Mayor Dan Richardson worried the final decision to pursue an AARP Age-Friendly Community designation for Carbondale might prove anticlimactic due to sheer lack of opposition, but the cheers and applause from a room full of seniors demonstrated otherwise.
The push was just part of multiple efforts by the Carbondale Age-Friendly Community Initiative (CAFCI) to boost awareness and create practical change.
Perhaps due to its winter launch, the group focused first on mobility and access, tackling snow removal, crossing light timing, benches and more. But the World Health Organization’s checklist of essential age-friendly features covers aspects of outdoor spaces and buildings, transportation, housing, social participation, respect, civic participation, communication and health services. The folks at CAFCI are well aware that that’s a lot to tackle, and, as Ron Kokish told the crowd in his introduction, they’re willing to put in the work to get there.
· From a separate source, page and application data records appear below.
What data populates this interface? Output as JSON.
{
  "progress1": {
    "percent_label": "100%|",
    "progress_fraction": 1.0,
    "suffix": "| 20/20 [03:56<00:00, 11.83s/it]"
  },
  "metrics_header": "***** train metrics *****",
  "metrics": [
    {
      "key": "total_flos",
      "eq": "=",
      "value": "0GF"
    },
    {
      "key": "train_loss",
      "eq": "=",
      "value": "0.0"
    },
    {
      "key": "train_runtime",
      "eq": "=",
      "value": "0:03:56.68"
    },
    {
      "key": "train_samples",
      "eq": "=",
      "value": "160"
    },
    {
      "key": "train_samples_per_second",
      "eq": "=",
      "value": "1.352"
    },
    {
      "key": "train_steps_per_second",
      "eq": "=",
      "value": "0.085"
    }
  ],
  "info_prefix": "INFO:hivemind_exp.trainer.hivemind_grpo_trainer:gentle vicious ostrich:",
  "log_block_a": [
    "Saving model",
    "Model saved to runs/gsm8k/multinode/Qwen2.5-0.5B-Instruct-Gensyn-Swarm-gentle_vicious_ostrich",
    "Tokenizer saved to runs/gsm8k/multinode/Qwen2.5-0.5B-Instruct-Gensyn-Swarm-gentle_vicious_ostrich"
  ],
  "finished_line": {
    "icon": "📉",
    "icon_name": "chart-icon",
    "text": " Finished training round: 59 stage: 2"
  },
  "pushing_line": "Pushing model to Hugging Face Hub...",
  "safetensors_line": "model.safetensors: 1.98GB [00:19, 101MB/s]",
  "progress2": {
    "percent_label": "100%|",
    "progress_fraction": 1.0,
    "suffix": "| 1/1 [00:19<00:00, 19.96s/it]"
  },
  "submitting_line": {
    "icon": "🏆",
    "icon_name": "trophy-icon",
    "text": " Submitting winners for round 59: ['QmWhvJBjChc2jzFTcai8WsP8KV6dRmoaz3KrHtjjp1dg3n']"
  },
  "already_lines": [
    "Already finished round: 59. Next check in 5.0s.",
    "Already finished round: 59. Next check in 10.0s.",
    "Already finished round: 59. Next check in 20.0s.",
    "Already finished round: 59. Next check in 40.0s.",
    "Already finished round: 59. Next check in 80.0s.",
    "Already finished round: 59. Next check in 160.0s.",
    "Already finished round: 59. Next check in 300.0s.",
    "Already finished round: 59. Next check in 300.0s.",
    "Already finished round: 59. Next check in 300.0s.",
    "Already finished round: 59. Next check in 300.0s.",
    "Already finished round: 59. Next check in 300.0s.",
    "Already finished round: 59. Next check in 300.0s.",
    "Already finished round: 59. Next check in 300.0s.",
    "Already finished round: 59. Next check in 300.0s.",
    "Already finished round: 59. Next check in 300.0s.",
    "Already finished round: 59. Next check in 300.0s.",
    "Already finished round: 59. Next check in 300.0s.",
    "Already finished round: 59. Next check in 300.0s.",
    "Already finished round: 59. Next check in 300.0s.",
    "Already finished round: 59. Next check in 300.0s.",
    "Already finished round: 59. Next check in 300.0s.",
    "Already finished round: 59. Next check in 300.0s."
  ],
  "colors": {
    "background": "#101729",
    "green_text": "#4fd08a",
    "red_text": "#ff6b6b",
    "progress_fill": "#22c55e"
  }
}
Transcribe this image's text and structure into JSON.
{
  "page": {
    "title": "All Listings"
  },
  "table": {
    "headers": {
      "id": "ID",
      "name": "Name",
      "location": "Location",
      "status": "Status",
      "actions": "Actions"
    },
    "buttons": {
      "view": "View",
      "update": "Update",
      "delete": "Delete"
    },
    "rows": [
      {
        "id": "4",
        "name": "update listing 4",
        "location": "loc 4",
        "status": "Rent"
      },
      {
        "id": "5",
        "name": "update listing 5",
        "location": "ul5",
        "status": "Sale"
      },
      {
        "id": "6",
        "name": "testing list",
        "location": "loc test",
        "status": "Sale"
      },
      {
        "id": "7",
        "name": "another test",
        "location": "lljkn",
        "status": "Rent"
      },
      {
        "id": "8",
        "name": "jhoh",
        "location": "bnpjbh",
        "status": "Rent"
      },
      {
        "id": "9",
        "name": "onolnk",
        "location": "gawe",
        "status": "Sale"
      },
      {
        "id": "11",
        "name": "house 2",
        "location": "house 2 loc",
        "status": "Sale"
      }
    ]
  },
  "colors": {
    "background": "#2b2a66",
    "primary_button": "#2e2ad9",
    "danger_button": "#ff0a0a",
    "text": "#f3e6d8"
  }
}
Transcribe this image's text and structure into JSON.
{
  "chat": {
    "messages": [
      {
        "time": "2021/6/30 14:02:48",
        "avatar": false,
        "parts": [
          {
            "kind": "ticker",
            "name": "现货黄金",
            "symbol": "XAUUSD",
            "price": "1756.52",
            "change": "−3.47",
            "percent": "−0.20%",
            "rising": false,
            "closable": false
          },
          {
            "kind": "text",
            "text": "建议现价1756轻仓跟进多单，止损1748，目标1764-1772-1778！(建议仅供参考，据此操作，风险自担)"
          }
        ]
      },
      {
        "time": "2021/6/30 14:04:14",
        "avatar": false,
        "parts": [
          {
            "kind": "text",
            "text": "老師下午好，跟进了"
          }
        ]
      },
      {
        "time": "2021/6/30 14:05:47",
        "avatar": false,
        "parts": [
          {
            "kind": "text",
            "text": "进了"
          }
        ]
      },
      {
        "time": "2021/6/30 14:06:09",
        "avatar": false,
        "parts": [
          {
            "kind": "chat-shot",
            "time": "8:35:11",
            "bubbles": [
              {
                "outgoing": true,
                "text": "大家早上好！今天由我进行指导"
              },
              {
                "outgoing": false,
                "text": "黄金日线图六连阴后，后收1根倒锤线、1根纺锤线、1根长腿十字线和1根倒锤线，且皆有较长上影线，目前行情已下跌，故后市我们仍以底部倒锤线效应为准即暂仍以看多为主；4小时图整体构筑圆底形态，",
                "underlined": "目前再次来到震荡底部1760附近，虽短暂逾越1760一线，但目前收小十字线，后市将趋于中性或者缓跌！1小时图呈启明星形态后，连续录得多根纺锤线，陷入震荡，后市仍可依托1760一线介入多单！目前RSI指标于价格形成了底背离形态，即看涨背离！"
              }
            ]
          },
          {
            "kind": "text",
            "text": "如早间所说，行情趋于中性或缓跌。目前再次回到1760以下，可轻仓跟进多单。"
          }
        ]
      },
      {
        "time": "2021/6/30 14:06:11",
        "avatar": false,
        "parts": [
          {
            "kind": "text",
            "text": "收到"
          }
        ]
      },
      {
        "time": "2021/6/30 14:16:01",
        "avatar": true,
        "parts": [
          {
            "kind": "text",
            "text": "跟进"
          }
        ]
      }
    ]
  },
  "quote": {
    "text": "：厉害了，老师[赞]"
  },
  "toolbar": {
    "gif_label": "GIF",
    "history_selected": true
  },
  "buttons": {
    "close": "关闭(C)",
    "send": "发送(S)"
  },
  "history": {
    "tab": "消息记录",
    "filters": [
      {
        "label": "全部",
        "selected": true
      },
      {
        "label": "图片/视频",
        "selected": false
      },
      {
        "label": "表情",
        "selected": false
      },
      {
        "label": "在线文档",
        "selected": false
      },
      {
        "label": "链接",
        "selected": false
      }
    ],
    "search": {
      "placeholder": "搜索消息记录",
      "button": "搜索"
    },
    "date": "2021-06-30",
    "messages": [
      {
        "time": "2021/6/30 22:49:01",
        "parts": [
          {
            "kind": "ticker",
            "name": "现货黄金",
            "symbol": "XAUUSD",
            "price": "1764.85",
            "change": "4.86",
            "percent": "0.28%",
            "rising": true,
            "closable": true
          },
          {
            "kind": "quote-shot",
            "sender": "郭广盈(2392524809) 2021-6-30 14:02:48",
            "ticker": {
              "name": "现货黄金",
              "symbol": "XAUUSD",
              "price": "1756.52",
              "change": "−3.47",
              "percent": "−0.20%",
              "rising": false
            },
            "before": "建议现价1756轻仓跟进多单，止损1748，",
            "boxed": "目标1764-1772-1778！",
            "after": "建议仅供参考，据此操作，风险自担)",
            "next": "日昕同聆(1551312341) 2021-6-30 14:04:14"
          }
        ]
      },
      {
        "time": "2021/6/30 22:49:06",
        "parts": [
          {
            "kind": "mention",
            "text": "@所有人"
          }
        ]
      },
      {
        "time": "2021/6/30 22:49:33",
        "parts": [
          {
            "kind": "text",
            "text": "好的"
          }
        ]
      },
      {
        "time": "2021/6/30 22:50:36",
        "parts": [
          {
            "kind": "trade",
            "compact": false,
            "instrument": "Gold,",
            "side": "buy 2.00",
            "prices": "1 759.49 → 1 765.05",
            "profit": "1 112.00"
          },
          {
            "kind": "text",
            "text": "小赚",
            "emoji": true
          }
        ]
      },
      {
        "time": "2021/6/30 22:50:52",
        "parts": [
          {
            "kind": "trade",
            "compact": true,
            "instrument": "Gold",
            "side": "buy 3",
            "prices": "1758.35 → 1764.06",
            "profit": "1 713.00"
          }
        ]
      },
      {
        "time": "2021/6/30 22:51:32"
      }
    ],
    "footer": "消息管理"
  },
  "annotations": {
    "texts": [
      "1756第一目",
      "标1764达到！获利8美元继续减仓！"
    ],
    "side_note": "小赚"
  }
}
“Our parents left us with a good work ethic, a plethora of economic resources and a dominant role in the world economy. And they left lots of us — people who turned those advantages than the world had ever seen,” he said. “It turns out we overspent financially, environmentally and maybe morally. We gifted our children… with some problems we didn’t anticipate. Including caring for us, now that we’re getting old. And we’re not through yet. We want age-friendly communities, but those communities will not simply be given to us as our parents gave us our prosperity.”
Not that the Town has been at all resistant, Niki Delson noted in her own presentation. “Everybody in this room is so available to us,” she said. “That’s made a lot of the word that we’re doing a lot easier.”
Still, after serving in her role on the Bike, Pedestrian and Trails commission for over a year, she began to realize that, while the Carbondale to Crested Butte trail may have been appealing in her younger days, it probably wouldn’t be an option for her by the time it got built. Meanwhile, the issues she and her friends were experiencing weren’t really being tackled. With the social security demographic making up a solid 11 percent of the community and the population of seniors expected to double statewide in coming decades, that seemed like an oversight. And they weren’t alone.
“You think in terms of the prism of your own experience, but we talked with mothers who were having difficulty walking with strollers,” she explained.
CAFCI is currently working on improving bus access and pedestrian routes along Eighth Street. The AARP designation is intended to bring it all together, as Judie Blanchard explained.
“Recognition can be used… to attract people to Carbondale,” she said. “They really give us a framework for addressing all types of different issues, so we wouldn’t have to be reinventing the wheel.”
And while Carbondale isn’t quite the kind of community to seek the designation in the past, Blanchard thinks that actually strengthens their application.
“Just about every one of their resources… have been developed for urban experience,” she noted. “They’re thinking we might be able to provide a model for them for small, rural communities.”
The trustees didn’t need much convincing.
“I like the fact they’re not asking for money,” Marty Silverstein began before someone in the crowd cut in with “not yet!”
“They have done the organizing. They have come up with a list of concerns. They’re finding solutions to the problems. They come to us tonight asking to make it official and join this movement,” he continued. “I’m all for it and I can’t see why anyone would be against it.”
Erica Spawhawk praised the productivity of the ad-hoc caucus, while Heather Henry expressed a willingness to rise to the commitments successful membership in the initiative would bring.
Mayor Dan Richardson thought the town was already off to a good start, but said, “I like the idea of polishing that gem and really becoming a stronger age-friendly community.”
The final vote was unanimous with Luis Yllanes absent.